Outsourced Serviced Providers, especially those that are experts in what they do, can be a boon to an organization trying to get some quick savings to hit some (overly) aggressive (and stupid) savings targets set by the C-Suite (that doesn’t realize Procurement should be about maximizing value, not maximizing short term savings). This is especially true if the Procurement Service Provider (PSP) outsourced to is a GPO (Group Purchasing Organization) that already has contracts for goods and services in a number of categories required by the organization at rates lower than the organization is paying now, as any categories the organization can switch over result in instant savings. It’s also true if the provider is an invoice and payment processing provider that is fully automated and can accomplish the same task as the organization at half of the price (because 2 workers can do the work of 10 and the platform subscription is only the annual cost of 3 worker’s salaries) and free up valuable resources in the organization to focus on strategic value identification activities and not tactical processing.
But these benefits come at a cost.
Handing over a category means losing control on that category.
GPOs are going to select providers that please the majority of their customers, where majority really means the financial majority. So, if the GPO has a few heavyweight Global 3000 clients that account for a significant amount of its annual revenue, guess which clients get the greatest say and the contracts they want? (Hint: Not you!)
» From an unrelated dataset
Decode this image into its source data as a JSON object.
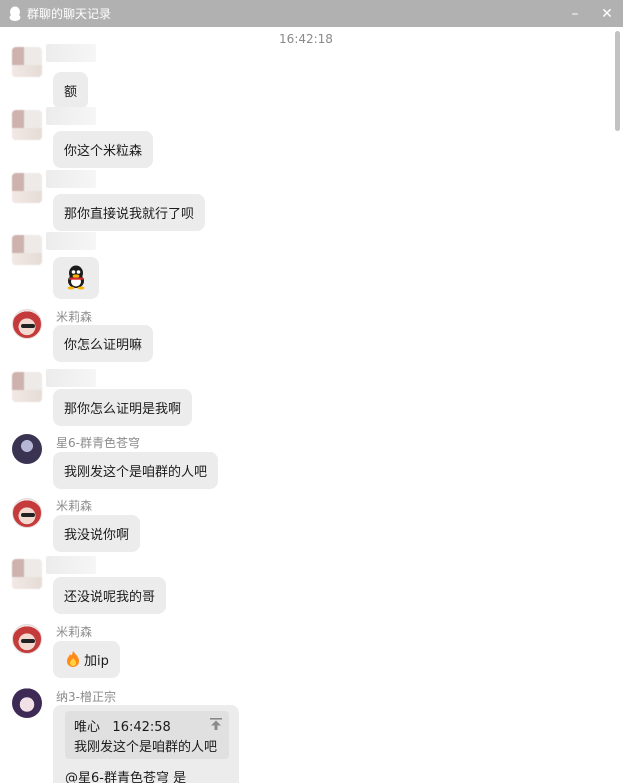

Handing over a contract means limited control over a slew of categories.
A GPO is only going to take a contract if it can make money. Since it typically charges a small fee per transaction, it knows it needs a lot of transactions to make money. As a result, it is going to demand a set of categories that mean a minimum annual spend, and the organization is going to lose a lot of control on those categories for the length of the contract.
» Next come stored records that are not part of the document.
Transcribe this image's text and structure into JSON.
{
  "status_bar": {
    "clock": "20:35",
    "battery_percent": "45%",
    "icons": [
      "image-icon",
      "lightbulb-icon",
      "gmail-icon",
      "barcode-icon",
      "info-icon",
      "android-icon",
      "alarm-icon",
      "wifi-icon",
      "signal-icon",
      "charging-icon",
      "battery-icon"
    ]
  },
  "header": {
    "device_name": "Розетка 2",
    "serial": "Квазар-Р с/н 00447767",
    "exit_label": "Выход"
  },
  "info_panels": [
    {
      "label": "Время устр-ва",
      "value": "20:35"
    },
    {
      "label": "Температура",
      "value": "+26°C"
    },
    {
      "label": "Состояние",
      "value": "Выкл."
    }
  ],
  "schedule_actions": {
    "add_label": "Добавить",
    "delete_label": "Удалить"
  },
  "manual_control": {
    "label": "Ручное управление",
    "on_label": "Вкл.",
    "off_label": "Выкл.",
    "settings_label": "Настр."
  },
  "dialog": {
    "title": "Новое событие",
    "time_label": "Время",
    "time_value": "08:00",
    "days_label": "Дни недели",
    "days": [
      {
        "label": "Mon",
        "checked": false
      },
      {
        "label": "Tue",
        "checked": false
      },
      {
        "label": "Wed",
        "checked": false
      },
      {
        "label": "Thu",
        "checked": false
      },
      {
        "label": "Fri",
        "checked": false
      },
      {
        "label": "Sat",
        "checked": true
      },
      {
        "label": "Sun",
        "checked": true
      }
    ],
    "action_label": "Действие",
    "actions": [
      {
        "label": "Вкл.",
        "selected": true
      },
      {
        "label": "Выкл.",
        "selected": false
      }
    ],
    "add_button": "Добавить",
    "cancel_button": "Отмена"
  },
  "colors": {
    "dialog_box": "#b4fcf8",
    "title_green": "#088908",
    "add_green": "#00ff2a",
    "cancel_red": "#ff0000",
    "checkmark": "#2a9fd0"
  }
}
Handing over processing hands over control … and control over realized savings.
You are dependent on the provider to do an m-way match and detect over billings, duplicate billings, and failure to account for return credits and volume-based discounts and rebates. If they just get the invoice and pay it blindly, and the invoice for a multi-million category is still at last years prices, you could lose hundreds of thousands of dollars.
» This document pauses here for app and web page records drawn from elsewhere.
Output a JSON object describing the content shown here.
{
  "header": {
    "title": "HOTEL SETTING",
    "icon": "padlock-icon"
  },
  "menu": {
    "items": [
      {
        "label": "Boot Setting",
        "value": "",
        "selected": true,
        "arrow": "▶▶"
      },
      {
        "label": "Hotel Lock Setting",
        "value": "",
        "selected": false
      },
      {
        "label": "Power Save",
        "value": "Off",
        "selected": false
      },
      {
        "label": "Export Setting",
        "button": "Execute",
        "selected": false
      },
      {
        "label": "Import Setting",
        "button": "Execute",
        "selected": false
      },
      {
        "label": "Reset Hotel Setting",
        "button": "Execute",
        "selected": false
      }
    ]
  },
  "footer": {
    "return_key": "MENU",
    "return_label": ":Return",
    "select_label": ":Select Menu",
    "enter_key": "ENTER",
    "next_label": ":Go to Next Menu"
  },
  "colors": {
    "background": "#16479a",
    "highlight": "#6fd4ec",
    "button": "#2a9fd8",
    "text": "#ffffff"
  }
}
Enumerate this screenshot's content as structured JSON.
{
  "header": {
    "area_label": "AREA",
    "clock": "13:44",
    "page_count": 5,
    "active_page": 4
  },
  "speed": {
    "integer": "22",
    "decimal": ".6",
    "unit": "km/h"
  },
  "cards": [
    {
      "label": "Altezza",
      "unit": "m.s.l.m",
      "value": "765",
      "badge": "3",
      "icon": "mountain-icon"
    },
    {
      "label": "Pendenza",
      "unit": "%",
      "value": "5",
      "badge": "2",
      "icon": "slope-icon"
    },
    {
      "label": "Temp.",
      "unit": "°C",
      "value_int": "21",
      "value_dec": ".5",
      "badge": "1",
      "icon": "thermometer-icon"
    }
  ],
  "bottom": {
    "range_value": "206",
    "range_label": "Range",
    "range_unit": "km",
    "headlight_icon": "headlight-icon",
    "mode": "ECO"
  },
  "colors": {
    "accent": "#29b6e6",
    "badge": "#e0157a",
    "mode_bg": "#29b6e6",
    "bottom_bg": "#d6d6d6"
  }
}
Handing over processing hands over knowledge.
Knowledge of tactical procurement processing operations, best practices, and the best and worst suppliers from a Procurement perspective is now in the hands of the provider. As tactical processors are displaced and leave, and more and more focus is put on other Supply Management activities, the organization becomes more and more dependent on the provider for even simple tasks. This makes it incredibly hard to pull the function back in house if it ever wants to, or to even switch to another provider in the future. It’s like giving the supplier Power of Attorney. Not a good thing.
Handing over sourcing is giving them the keys to the castle.
Losing control over tactical processing is bad enough, but losing control over sourcing of a set of indirect categories makes you ultimately dependent on the provider. As the great Angus and Malcolm Young said twenty-five years ago, the service provider, she got you by the …